Soka Heritage Hall, which chronicles SUA’s history and the heritage and founders of Soka education, Tsunesaburo Makiguchi, Josei Toda, and Daisaku Ikeda, opened on campus this October.
“Visitors to the hall will embark on a journey of SUA’s heritage and the vision of the founders of Soka education, Tsunesaburo Makiguchi, Josei Toda, and Daisaku Ikeda,” President Edward Feasel said. “It is my hope that everyone who visits Soka Heritage Hall will develop a deeper understanding of SUA’s founding spirit and mission.”
The development of the hall, near the Athenaeum on the southwestern edge of campus, is part of the 20th anniversary project, “Soka Global Citizens: Embodying Wisdom, Courage, and Compassion.” The hall was completed thanks to the hard work of SUA’s staff, alumni, and precious donors.
A small stone monument near the entrance to the hall is engraved with Ikeda’s calligraphy for “wisdom,” “courage,” and “compassion,” the core principles of global citizenship outlined in his seminal 1996 Columbia University address. In the foyer, SUA’s principles, mottos, and mission statement are featured prominently alongside photos of programs and initiatives that exemplify how the university has put them into practice.
Exhibit rooms branch off the central hallway, highlighting Ikeda’s multifaceted efforts as an author, educator, and citizen diplomat to promote peace, education, and intercultural dialogue and exchange alongside SUA students’ and alumni’s global efforts to actualize the ideals and mission. The Dialogue Room features a large world map that illustrates SUA students’ countries of origin and locations where they have studied abroad or traveled to during Learning Clusters.
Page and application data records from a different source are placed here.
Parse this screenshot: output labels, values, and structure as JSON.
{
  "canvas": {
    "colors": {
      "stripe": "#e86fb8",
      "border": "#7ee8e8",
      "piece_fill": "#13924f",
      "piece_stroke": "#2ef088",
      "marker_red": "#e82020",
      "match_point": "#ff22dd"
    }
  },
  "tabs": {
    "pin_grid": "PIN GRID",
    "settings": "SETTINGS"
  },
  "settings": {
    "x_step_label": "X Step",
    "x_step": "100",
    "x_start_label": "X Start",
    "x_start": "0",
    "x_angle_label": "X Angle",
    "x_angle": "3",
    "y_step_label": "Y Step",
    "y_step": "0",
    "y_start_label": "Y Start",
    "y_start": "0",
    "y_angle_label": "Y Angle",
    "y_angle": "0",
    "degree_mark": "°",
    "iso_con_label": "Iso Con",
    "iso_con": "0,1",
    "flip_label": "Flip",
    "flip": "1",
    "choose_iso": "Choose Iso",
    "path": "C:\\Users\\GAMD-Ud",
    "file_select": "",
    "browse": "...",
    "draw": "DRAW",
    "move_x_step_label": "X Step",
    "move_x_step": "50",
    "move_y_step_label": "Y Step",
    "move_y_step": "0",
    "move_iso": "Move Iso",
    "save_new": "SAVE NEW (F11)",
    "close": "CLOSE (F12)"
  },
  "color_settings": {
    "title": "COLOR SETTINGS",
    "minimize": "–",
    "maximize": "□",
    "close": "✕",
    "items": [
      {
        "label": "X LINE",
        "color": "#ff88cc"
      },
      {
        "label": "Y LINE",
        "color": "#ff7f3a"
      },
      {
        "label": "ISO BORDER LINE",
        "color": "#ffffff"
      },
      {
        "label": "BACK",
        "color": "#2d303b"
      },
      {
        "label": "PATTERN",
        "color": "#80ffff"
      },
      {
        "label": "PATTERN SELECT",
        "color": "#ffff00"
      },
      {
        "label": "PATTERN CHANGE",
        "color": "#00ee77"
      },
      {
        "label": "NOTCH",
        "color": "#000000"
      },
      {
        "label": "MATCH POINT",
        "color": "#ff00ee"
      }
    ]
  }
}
Although Ikeda has never visited SUA’s campus in Aliso Viejo, California, Soka students have enjoyed warm and meaningful exchanges with the school’s founder since 2001. The Exchanges with the Founder Room highlights these personal exchanges, including the background of the beloved “Founder’s Snacks”; a showcase of sheet music for SUA’s two school songs; small gifts of encouragement; poems and messages to the students and university; and the manuscript of Ikeda’s dedication message when SUA opened in 2001.
There are also several rooms dedicated to the founding and origins of Soka education, detailing Tsunesaburo Makiguchi’s (1871–1944) and Josei Toda’s (1900–1958) courageous commitment to peace, human rights, and value-creating education. Makiguchi, a geographer, author, and educator, was an outspoken critic of the indoctrination of children under imperial Japan’s education system. He promoted value-creating education, a philosophy he developed over many years of teaching, enriched by his practice of Nichiren Buddhism. Together with Toda, his closest disciple, they founded the Soka Kyoiku Gakkai (Value-Creating Education Society), the educators society that has since expanded into one of the world’s largest lay Buddhist organizations, the Soka Gakkai.
A display case features a copy of Toda’s A Deductive Guide to Arithmetic, which sold over a millions copies. Toda used the profits from the guide to fund the publication of Makiguchi’s foundational work The System of Value-Creating Pedagogy on Nov. 18, 1930, the publication of which also dates the foundation of the Soka Kyoiku Gakkai.
Soka Heritage Hall is open Tuesdays and Thursdays from 10 a.m. to 2 p.m. You can register to visit by clicking the button below. Walk-in visits are not available.